By Keisha M. McClellan • March 28, 2018•Writers in Residence, Issues, Women and Law in the Media
Award-winning author and columnist, Thomas Friedman, declares that “[o]f course the world is not flat. But it isn’t round anymore, either.” I agree. Today’s technology fuses people to places, ideas, things, and other human beings. As Friedman explains, modern technology “empowers more and more individuals today to reach farther, faster, deeper, and cheaper than ever before” and that energy creates connectivity and collaboration across the globe.
By example, the US is on the precipice of connecting faster than ever thanks to innovations in 5G technology. Everything from the speed with which we will watch videos on smartphones, interface with internet-of-things devices in our homes, and experience artificial intelligence in exciting forms, will connect a new generation of devices to our lives in revolutionary ways. Technological innovations that can make us more organized and more efficient can, indeed, offer a host of positive improvements to daily interactions.
Just the same, there are valid grounds for concern in how the contemporary world may be too connected. Look no further than the mass loss of personal privacy within the chilling details of Cambridge Analytica’s alleged clandestine collection of data from Facebook users. Unfortunately, the connections we enjoy through social media can be compromised and exploited in increasingly nefarious ways.
How about online marketing tools that infuse brand advertising into every corner of someone’s online browsing experience? Is that too much connectedness? Maybe yes, maybe no.
No doubt, it is a bit Big-Brother-is-watching and unsettling that people can be tracked by marketers on the web when products viewed on one site eerily materialize as ads on a completely unrelated site later visited. But context is everything: because when it is your favorite store following you around the web with pop-up ads you enjoy, you may welcome those targeted connections like a personal stylist, making spot-on suggestions for things you never realized you needed. Personalized advertising connections may save you time and positively customize your online shopping and browsing experience.

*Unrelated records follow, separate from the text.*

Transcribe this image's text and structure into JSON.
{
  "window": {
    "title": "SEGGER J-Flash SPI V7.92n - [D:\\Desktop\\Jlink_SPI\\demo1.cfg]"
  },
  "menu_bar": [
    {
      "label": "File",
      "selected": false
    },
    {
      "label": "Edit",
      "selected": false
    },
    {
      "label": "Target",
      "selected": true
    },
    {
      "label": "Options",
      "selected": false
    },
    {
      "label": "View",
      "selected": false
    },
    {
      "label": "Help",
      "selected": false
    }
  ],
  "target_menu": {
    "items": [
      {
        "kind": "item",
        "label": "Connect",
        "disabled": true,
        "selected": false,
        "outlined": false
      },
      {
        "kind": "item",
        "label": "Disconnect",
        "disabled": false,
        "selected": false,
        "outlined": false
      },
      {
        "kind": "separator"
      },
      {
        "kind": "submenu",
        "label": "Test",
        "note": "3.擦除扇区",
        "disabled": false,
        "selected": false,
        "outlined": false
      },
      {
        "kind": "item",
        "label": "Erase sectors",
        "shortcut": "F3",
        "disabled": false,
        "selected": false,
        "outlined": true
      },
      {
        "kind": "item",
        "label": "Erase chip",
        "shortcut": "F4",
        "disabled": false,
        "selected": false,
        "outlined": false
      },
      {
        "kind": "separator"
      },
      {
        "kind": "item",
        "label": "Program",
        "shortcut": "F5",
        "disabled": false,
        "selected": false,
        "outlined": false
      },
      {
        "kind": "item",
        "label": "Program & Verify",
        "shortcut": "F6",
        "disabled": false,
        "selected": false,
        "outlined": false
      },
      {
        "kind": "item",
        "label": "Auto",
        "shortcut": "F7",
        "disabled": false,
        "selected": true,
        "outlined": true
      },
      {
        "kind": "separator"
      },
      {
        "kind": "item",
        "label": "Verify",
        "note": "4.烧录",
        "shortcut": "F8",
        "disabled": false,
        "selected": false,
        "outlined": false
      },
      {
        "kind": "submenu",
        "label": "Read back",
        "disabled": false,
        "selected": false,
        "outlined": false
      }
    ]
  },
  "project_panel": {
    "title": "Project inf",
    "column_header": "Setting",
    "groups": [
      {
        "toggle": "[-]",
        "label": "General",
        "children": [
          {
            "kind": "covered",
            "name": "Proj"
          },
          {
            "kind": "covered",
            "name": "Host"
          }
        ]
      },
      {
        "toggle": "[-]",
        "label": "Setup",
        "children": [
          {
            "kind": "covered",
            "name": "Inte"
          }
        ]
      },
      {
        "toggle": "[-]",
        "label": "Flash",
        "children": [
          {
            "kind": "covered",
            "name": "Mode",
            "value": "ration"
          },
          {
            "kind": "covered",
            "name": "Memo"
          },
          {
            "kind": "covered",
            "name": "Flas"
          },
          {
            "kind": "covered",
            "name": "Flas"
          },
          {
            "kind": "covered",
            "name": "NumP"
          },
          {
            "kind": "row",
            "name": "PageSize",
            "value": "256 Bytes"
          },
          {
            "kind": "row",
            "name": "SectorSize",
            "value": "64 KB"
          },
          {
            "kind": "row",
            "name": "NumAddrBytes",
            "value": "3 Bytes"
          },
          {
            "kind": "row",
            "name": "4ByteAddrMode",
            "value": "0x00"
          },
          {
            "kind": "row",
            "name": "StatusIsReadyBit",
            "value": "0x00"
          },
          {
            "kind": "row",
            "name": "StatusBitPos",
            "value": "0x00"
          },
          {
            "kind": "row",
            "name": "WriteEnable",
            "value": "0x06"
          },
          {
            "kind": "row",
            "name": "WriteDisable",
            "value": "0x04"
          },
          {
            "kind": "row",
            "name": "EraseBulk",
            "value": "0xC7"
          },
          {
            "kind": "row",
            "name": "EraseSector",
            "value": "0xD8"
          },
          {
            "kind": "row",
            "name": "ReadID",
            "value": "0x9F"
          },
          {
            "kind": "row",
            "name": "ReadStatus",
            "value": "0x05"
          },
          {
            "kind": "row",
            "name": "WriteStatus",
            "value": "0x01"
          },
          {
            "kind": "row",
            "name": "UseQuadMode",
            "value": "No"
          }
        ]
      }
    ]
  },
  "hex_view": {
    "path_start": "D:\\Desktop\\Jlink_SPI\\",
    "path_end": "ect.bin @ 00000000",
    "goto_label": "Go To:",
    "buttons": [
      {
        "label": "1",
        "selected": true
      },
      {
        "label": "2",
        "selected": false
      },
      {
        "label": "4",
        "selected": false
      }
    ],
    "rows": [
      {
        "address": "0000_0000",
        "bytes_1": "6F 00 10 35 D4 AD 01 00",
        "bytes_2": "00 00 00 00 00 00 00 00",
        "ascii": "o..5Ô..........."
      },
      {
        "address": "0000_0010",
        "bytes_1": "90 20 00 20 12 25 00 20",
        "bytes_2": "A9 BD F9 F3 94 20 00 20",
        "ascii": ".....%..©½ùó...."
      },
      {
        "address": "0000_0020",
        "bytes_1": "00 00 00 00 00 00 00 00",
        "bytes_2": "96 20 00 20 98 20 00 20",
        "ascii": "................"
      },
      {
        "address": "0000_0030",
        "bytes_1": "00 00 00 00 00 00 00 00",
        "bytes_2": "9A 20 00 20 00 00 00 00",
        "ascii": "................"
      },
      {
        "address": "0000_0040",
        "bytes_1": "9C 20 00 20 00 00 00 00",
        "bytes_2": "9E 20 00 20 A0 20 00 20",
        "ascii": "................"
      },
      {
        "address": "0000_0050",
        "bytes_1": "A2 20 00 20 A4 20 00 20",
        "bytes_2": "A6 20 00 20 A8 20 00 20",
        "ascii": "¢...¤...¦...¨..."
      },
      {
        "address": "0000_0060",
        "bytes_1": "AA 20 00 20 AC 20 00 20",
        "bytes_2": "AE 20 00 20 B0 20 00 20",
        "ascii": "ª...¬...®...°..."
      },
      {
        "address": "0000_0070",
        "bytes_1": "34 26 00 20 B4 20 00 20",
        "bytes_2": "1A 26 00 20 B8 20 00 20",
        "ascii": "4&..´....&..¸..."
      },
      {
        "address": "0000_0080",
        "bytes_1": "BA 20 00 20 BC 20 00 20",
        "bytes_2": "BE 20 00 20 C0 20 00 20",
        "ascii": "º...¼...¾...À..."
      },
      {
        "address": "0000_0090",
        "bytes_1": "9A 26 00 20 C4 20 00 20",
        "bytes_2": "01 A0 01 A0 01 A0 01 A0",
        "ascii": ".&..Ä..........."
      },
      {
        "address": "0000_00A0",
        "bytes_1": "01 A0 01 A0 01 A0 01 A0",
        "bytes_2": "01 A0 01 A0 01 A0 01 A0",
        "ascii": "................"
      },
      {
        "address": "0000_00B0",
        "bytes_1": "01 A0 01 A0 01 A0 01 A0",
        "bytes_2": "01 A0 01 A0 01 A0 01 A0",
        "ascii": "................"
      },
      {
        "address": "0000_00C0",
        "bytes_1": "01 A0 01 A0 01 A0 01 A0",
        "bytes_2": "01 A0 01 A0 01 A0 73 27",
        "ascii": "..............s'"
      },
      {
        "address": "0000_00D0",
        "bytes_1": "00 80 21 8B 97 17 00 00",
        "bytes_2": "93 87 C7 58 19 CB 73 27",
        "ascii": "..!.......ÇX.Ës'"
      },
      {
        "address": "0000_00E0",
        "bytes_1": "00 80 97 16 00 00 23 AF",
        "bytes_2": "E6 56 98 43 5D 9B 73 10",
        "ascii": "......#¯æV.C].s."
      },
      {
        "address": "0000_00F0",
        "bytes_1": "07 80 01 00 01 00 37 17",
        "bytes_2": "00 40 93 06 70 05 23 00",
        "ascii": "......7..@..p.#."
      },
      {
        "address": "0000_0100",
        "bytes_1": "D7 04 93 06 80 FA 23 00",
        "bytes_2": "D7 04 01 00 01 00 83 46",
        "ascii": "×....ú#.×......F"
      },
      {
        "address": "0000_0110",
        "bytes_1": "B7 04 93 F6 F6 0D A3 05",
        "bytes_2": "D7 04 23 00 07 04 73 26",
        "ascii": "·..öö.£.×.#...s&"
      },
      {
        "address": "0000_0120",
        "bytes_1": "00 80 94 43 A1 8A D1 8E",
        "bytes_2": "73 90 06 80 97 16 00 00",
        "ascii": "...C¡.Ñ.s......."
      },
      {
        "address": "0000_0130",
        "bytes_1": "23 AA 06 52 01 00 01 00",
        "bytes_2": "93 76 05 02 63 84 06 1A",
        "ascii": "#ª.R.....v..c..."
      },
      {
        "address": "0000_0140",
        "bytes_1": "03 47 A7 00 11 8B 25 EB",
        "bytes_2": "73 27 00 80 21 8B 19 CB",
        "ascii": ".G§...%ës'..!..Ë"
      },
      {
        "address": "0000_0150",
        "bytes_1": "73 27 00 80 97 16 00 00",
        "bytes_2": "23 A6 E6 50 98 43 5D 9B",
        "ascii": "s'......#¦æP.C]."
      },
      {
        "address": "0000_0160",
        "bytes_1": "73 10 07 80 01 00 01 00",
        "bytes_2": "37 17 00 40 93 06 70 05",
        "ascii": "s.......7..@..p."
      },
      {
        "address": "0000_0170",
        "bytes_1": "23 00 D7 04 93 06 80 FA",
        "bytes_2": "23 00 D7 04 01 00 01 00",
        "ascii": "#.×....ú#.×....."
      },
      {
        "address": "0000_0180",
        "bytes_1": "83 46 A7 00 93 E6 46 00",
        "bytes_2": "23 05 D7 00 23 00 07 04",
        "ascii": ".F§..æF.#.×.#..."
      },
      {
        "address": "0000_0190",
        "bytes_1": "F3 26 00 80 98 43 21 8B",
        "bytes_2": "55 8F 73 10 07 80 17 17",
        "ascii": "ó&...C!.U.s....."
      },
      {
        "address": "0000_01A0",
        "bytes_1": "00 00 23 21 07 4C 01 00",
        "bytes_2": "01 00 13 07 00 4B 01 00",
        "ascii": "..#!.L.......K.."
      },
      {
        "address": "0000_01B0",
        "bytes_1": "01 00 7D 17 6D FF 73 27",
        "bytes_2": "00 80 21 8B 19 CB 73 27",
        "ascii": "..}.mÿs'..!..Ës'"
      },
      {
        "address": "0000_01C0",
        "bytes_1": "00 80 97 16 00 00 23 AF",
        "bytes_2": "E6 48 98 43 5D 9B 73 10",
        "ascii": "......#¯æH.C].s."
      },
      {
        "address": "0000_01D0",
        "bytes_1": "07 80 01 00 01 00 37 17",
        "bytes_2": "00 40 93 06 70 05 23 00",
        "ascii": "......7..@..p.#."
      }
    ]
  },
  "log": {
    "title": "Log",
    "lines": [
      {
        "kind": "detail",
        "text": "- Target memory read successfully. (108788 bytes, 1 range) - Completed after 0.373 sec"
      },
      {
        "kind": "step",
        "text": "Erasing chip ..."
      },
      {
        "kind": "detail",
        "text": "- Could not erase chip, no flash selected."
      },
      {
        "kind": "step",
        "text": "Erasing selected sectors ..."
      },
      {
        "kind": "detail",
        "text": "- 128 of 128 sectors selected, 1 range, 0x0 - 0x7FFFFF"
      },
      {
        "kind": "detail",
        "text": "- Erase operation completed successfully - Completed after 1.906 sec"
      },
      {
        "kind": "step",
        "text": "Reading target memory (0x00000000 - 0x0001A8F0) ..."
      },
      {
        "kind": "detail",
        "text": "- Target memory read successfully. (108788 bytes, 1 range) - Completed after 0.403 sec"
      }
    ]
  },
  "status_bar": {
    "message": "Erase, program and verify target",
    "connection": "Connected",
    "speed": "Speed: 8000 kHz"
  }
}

The kind of connectedness that technology affords in a no-longer-flat-but-not-completely-round world can bring both welcome benefits and unwanted intrusions. The key is to maximize the former and manage the latter. How to do this rests somewhere within a collaborative constellation of individual effort, private sector accountability, and regulatory presence that results in a win-win for us all.